Obituary: Fannie Royston / Celebrated for volunteerism in East End
March 1, 1919 -- Oct. 17, 2012
October 22, 2012 4:00 AM
Fannie Royston, 1974
By Timothy McNulty Pittsburgh Post-Gazette
Fannie Royston, who went from a large sharecropping family in rural Georgia to accepting a national volunteerism award at the U.S. Supreme Court, died Wednesday. She was 93.
Something happened to Mrs. Royston after her husband, Moses, died in 1963. She and her two children had been living in a Squirrel Hill apartment house where he worked as a janitor, and when she tried to rent a new home in Oakland north of the Boulevard of the Allies, an invisible color barrier blocked the way.
Instead she took a run-down brick house on Ward Street in South Oakland, which was littered with broken glass and garbage.
Soon she was cleaning the street on her own, going door to door to meet poor neighbors, buying them food and starting community gardens.
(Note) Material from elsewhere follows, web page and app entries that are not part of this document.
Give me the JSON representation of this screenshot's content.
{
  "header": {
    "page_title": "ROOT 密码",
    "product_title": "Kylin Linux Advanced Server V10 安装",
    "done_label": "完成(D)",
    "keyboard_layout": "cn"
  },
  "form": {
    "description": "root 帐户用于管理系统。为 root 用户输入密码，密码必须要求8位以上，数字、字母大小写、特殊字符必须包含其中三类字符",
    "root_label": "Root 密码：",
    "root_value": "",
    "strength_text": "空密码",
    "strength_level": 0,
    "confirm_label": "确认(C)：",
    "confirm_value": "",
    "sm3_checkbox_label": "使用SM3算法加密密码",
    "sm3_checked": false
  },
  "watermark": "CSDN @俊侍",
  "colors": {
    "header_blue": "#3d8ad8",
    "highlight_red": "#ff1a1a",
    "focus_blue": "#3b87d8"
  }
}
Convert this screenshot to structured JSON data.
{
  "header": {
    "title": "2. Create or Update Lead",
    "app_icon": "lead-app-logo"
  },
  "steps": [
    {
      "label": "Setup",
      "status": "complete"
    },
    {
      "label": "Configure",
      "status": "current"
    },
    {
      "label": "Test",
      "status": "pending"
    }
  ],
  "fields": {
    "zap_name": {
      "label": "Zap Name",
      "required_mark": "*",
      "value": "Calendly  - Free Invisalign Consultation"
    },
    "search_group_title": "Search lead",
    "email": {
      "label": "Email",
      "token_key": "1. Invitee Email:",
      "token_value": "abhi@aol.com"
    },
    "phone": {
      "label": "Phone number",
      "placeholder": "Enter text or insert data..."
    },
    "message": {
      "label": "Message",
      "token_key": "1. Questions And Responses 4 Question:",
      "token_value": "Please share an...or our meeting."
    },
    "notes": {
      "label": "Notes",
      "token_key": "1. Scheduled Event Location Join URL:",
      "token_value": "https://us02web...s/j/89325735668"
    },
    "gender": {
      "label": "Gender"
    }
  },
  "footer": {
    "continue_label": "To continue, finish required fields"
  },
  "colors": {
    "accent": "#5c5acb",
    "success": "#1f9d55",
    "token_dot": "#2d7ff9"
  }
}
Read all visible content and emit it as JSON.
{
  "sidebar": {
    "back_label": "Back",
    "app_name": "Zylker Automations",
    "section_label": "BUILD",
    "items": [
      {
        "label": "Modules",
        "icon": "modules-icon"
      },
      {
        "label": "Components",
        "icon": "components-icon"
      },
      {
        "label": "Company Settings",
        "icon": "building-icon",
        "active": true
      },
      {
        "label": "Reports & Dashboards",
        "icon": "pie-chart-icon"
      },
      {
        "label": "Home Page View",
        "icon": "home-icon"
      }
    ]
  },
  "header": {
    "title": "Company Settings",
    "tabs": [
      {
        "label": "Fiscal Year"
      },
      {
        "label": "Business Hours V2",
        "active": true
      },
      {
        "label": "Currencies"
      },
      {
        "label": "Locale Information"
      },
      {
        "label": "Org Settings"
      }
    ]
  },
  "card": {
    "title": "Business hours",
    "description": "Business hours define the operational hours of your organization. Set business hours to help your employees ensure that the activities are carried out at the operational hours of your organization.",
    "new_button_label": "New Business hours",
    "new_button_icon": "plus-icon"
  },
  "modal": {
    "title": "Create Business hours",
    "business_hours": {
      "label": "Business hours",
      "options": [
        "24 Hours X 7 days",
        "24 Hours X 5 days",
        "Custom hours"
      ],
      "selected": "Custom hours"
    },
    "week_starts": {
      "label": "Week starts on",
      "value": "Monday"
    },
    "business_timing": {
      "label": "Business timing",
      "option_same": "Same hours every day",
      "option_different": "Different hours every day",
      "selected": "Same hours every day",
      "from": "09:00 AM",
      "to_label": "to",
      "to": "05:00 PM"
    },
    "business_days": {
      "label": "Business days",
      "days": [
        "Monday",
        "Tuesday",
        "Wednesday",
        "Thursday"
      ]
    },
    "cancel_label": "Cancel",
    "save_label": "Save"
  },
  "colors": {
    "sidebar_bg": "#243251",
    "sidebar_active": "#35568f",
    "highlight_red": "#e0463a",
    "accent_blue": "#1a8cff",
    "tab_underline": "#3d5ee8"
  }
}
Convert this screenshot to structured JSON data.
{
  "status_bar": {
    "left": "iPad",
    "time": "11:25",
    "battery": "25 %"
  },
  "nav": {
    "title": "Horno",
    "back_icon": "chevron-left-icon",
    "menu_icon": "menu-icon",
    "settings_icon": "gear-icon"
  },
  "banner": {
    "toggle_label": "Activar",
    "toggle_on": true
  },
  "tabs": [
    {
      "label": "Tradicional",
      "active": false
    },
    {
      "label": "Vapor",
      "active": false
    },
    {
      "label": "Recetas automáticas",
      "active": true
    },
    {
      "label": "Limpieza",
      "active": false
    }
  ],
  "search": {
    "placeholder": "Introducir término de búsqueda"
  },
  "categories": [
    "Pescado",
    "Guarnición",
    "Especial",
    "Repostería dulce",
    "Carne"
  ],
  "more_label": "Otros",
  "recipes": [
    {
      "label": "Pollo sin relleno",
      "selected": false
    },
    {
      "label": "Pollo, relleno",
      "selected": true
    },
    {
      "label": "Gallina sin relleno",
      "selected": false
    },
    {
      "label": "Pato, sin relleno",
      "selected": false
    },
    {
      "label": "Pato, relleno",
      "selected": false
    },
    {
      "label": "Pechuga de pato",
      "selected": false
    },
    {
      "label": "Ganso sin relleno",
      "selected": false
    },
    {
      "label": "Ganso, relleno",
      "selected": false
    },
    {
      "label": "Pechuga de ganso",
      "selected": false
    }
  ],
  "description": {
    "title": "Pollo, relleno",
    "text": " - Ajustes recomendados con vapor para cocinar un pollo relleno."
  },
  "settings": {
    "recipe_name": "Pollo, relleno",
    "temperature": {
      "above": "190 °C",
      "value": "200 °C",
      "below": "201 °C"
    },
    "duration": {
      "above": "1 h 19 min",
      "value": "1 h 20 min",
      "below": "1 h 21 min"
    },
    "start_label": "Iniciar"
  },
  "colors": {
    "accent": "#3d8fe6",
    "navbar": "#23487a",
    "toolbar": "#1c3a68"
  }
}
She paid rent for some neighbors and bail for others. Later she would found the South Oakland Citizens Council, be invited to the White House in 1967 and by June 1986 be honored with a Jefferson Medal of the American Institute for Public Service.
A stranger also being honored with a medal in Washington that day handed her an envelope with $5,000. It was Texas industrialist H. Ross Perot, and she put the money into a garden-tiller for a neighbor, and a new truck, manure and seedlings she needed for new gardens.
All this from a woman born out of the ashes of slavery in the rural South, who moved to Pittsburgh during the Great Depression following her older sisters Kate and Ada. Fannie, called "Baby" by the family, was uneducated, penniless and 13 years old.
"Nobody was standing there helping my mother. She knitted a life together herself," said her daughter, Ada Royston-Robinson of Boston. "She never forgot other people. She never said, 'Let's do this for myself.' It was 'Let's do things for other people.' "
Months before Fannie was born in Madison, Ga., her father, Sanders Mitchell, died during the 1918 pandemic. Her girlhood consisted of picking cotton with her 10 brothers and sisters, plowing fields behind a mule and worrying about growing out of her only pair of shoes.
At age 17 she married 42-year-old World War I veteran Moses Royston and began work as a cleaning lady in Squirrel Hill before being widowed at a young age, like her own mother.
Her sister Ada had helped her learn to read, and she passed a U.S. Postal Service exam. She would work nights sorting mail at the postal depot on California Avenue on the North Side and take all the weekend, night and holiday overtime she could get.
"Everybody laughs at me for the hours I work," she told the Post-Gazette's Sally Kalson in 1986. "But when people didn't want to give money for the things I wanted to do, I could always pay for them myself."
Those things were largely seedlings and books. Mrs. Royston bought an estimated $7,000 to $10,000 worth of seedlings annually and distributed them in such poor black city neighborhoods as East Liberty, Homewood, Hazelwood, Garfield, Glen Hazel, the Hill District, South Oakland and also parts of the North Side.
She also paid for tutors and books -- she personally had five sets of encyclopedias -- for extra study sessions for neighborhood kids at her house.
If children stayed out late and were sleeping through school she rapped on their windows to wake them. Wearing clothes she made herself -- some copied from outfits she saw at Saks while walking to work -- she lectured neighborhood men in bars for drinking too much.
"When folks tell me I can't do something, I just go and do it anyway. And you know what? I've outlasted a lot of them -- and I've out-dressed 'em, too," she told the Post-Gazette in 1986.
She retired from the Postal Service at age 70. Mrs. Royston outlived all her siblings, close relatives and friends and suffered from dementia the last two decades, during which she was cared for by Ursuline Senior Services.
"The problems Fannie Royston has addressed are local. But the poverty, ignorance, hunger and prejudice she fights exist throughout America," the late U.S. Sen. John Heinz, R-Pa., said at her Jefferson Award ceremony, held in the East Conference Room at the high court. "We can learn a lot from Fannie Royston. I hope we do."
In addition to her daughter, she is survived by son Charles of Bloomfield.
A wake is scheduled for 12:30 p.m. Wednesday at the Samuel E. Coston Funeral Home, 427 Lincoln Ave., Larimer, with a funeral service following at 1:30 p.m.